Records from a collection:
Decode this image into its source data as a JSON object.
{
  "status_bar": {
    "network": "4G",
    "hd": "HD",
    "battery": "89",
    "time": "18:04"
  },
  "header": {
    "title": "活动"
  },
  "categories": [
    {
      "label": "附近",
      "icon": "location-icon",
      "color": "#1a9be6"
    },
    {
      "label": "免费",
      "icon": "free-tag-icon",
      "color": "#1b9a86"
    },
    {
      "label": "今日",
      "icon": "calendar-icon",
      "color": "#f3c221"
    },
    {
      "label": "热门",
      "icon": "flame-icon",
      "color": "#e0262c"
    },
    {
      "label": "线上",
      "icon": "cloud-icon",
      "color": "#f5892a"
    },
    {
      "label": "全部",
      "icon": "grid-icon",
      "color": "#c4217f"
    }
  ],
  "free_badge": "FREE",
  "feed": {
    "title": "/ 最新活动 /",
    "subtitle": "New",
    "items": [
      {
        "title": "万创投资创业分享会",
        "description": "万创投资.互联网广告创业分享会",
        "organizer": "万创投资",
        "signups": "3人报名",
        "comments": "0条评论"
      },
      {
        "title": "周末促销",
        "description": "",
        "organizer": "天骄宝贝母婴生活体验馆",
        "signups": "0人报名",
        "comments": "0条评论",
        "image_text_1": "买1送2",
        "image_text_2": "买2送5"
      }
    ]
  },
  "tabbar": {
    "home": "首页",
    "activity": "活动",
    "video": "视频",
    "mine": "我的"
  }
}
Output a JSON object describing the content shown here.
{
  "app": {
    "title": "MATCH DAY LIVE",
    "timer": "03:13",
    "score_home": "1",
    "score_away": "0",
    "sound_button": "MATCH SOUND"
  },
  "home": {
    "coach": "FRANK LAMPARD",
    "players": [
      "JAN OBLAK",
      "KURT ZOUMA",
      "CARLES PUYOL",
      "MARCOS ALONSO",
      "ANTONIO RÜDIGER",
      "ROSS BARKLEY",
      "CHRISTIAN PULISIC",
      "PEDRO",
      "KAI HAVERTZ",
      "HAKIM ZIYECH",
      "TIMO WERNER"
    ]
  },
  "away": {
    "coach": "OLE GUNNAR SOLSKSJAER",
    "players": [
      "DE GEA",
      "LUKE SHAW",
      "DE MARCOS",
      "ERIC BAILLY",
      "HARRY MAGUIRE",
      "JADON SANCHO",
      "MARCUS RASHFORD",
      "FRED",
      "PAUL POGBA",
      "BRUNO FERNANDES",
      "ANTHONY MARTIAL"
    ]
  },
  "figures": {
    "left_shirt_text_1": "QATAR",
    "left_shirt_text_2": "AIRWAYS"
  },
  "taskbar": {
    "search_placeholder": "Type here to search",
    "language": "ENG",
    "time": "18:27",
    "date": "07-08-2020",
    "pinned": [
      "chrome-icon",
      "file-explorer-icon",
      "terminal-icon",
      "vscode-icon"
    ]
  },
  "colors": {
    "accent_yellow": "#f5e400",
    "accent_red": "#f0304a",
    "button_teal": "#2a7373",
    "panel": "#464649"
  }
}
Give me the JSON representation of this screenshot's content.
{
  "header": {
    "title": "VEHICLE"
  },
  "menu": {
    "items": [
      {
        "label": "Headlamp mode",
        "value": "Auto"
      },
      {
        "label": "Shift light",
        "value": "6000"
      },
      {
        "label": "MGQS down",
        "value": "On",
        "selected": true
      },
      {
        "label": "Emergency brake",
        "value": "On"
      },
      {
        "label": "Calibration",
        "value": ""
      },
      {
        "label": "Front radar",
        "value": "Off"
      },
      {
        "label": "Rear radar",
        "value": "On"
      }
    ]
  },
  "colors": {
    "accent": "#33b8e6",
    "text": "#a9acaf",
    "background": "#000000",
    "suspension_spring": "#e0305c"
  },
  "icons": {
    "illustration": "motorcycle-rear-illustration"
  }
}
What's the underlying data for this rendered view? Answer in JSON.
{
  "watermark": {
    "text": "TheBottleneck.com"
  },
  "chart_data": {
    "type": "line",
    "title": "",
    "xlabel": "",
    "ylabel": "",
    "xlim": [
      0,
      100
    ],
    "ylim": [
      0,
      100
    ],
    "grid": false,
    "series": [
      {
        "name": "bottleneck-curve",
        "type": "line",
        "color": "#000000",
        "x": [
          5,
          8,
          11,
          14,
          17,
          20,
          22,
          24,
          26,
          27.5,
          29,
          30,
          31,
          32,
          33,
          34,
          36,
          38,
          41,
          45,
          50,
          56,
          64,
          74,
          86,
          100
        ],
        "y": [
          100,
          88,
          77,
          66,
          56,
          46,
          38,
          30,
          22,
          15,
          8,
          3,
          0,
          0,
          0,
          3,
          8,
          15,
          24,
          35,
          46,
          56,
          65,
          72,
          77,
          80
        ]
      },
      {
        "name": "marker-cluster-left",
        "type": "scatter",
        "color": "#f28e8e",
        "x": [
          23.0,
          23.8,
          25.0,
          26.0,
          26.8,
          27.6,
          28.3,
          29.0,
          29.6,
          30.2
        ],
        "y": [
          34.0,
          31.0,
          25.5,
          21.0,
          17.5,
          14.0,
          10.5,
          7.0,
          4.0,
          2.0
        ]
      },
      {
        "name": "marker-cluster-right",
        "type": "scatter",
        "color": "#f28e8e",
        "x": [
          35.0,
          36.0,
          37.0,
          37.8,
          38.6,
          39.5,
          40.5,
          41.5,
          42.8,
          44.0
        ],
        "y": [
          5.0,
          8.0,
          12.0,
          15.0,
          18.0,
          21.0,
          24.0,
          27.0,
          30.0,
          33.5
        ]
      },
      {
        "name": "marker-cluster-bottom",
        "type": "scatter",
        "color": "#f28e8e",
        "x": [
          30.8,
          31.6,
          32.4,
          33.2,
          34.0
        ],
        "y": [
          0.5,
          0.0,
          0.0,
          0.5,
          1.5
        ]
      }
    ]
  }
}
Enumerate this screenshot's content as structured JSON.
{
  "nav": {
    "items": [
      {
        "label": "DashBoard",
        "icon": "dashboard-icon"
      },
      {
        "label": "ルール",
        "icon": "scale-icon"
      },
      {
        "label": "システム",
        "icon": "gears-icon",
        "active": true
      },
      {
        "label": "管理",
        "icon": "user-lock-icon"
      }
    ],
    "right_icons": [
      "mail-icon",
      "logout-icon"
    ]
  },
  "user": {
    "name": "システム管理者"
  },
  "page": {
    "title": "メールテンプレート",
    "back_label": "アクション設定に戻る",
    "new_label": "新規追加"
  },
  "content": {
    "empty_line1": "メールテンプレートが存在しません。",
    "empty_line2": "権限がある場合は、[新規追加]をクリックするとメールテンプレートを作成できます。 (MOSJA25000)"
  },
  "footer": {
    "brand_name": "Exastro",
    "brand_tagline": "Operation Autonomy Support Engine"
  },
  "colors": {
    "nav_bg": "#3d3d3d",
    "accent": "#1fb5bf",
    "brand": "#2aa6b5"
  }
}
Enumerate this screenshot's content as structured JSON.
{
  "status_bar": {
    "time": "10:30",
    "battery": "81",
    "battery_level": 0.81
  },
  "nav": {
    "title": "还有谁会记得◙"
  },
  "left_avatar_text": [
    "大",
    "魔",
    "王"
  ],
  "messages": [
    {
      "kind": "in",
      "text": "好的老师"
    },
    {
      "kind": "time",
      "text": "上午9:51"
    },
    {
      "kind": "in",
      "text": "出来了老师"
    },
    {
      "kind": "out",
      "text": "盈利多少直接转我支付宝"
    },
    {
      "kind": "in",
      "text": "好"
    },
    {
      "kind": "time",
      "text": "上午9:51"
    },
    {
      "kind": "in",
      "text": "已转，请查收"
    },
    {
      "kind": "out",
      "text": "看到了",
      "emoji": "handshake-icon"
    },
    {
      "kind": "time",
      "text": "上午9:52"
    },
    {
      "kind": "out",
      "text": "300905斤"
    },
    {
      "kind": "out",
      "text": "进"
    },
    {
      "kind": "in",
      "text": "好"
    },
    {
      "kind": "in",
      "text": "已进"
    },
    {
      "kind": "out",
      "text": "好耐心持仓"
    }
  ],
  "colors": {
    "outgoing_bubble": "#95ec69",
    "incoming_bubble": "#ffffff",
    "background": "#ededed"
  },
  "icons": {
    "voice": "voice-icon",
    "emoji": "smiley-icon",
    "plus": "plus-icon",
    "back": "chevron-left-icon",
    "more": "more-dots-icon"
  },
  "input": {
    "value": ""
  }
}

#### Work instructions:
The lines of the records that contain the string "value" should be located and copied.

#### Output for this exercise:
        "value": "Auto"
        "value": "6000"
        "value": "On",
        "value": "On"
        "value": ""
        "value": "Off"
        "value": "On"
    "value": ""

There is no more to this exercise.